It is timely however, to also acknowledge the challenges and hardships that some of our youth face.

With over 9,000 children and young people living in out-of-home care, including foster care, kinship care, residential care and youth detention, many of these stories demonise children and young people who have been victims of their circumstances and in some instances, the systems designed to protect them.

The reality is that the vast majority of children in care are there through no fault of their own, and it is easy to forget that their early years will have often seen them exposed to trauma, abuse and neglect.

In care, they often face discrimination in many forms that may negatively impact their lives, and so it is incredibly important that we work to counteract the stereotypes and negative expectations of young people in care.

As Public Guardian, I find myself constantly admiring the incredible courage of these children and young people in the face of the greatest adversity I have seen.

The words that spring to mind when I hear what these people have lived through and overcome are ‘brave’, ‘strong’, ‘resilient’, ‘hopeful’. I see children and young people who have an amazing ability to keep believing in a world that will bring a better life, even when it seems that everyone around them is intent on labelling them as ‘bad’, ‘damaged’, ‘dangerous’ or ‘hopeless’.
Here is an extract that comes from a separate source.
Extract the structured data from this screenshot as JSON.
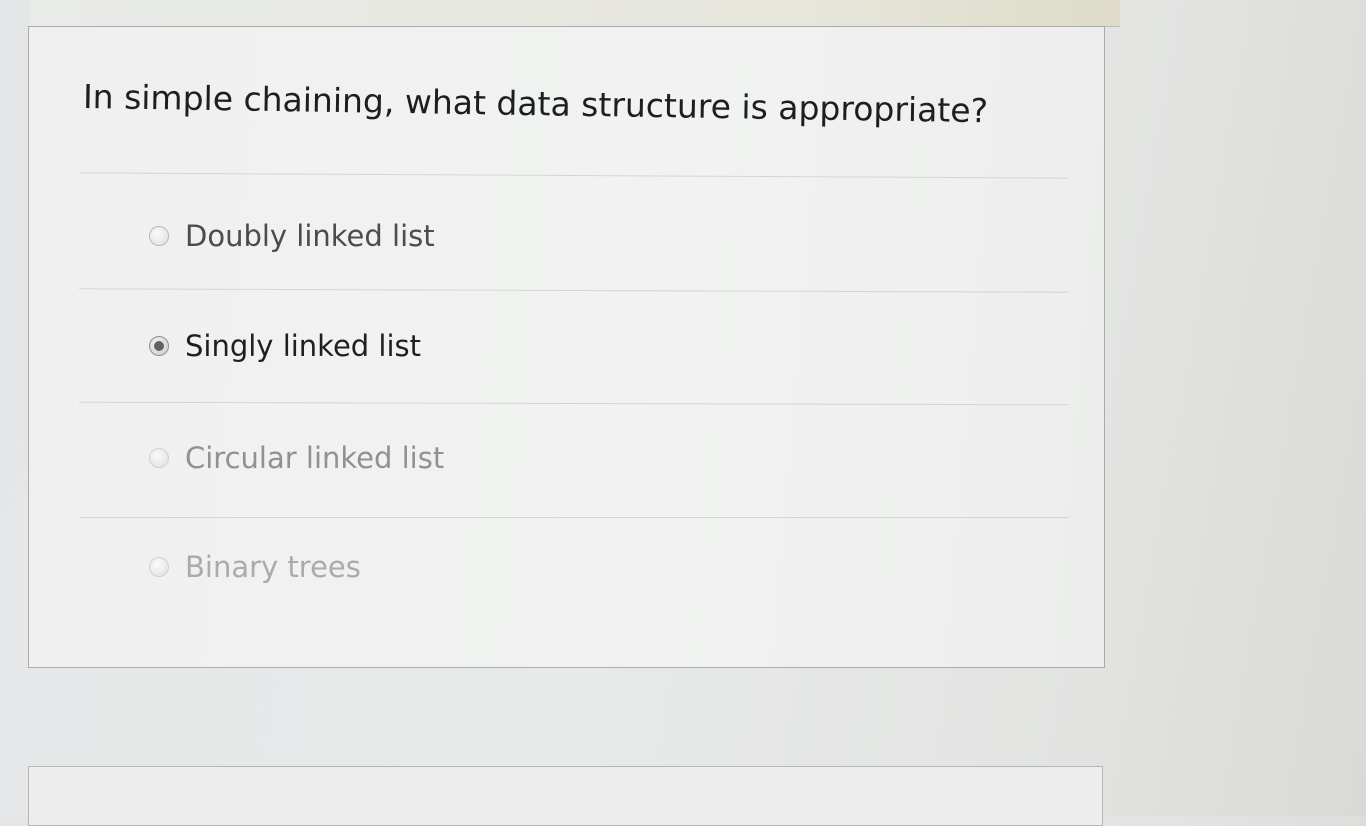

Equally, I see systems and public perceptions surrounding these children and young people that are blind to the impacts of trauma; and how severe trauma affects any human being’s behaviours or belief systems.

My passion as Public Guardian is to see a Queensland where our number one focus in the child protection, education, health, disability and justice service systems is treating and resolving the trauma that these children and young people have been through. To support them, not punish them. To give them back the self-confidence they deserve.

None of that can be achieved unless people think twice about the stereotypes and bullying that these children and young people are vulnerable to, as a result of the labelling and mythology that the systems and people around them develop about them.

That’s why this National Youth Week, I am pleased to see initiatives such as CREATE Foundation’s #snapthatstigma, which aims to change community views and reduce stigma.

Children and young people have led this campaign through the CREATE Foundation because of the stigma they experience in their daily lives due to their care background.

The effects of stigma on children and young people with a care experience can be seen from early years through to when they leave care, and possibly beyond.

It is our responsibility to see the potential in children and young people who are misjudged and mislabelled, and to support these children to have a chance at a positive and successful future and help end the stigma.

As one young person reminded us recently, ‘darkness only exists so that stars can shine’.

Natalie Siegel-Brown
Public Guardian